▸ Work instructions: Return every line below in which "meta" appears.

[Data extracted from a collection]
——————

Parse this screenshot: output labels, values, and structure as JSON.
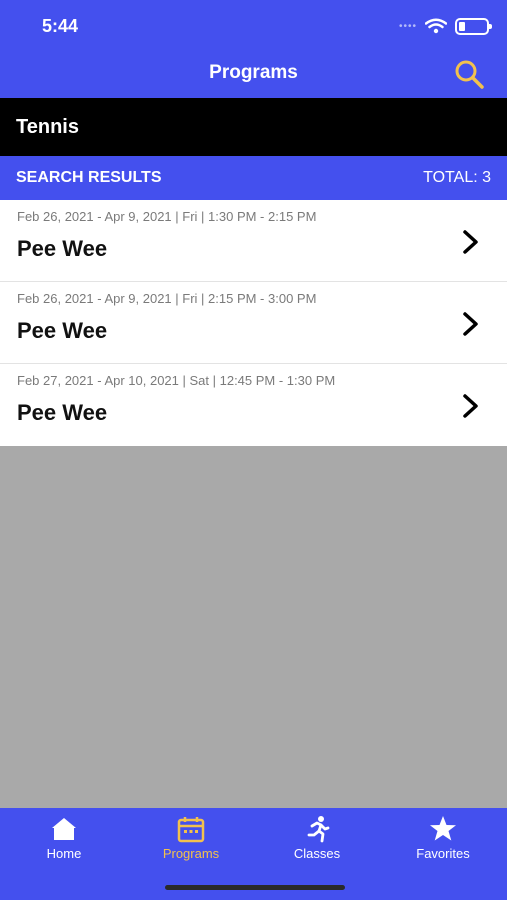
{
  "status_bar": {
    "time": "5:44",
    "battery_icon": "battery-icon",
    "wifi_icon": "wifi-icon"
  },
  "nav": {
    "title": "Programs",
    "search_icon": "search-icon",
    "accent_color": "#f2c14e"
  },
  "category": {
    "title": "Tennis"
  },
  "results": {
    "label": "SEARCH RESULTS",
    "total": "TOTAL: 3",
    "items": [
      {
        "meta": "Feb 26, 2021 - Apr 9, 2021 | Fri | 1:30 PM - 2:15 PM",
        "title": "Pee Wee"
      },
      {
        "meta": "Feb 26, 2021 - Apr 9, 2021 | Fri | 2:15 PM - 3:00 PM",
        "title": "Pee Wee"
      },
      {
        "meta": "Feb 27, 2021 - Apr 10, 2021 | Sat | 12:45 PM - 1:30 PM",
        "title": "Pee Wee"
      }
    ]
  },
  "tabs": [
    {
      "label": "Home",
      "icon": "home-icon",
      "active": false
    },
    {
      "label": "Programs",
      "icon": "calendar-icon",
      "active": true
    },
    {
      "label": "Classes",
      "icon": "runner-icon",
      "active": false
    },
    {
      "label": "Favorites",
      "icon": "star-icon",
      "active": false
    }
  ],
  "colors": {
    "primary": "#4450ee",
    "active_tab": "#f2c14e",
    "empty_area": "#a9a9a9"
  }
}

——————

▸ Response below:
        "meta": "Feb 26, 2021 - Apr 9, 2021 | Fri | 1:30 PM - 2:15 PM",
        "meta": "Feb 26, 2021 - Apr 9, 2021 | Fri | 2:15 PM - 3:00 PM",
        "meta": "Feb 27, 2021 - Apr 10, 2021 | Sat | 12:45 PM - 1:30 PM",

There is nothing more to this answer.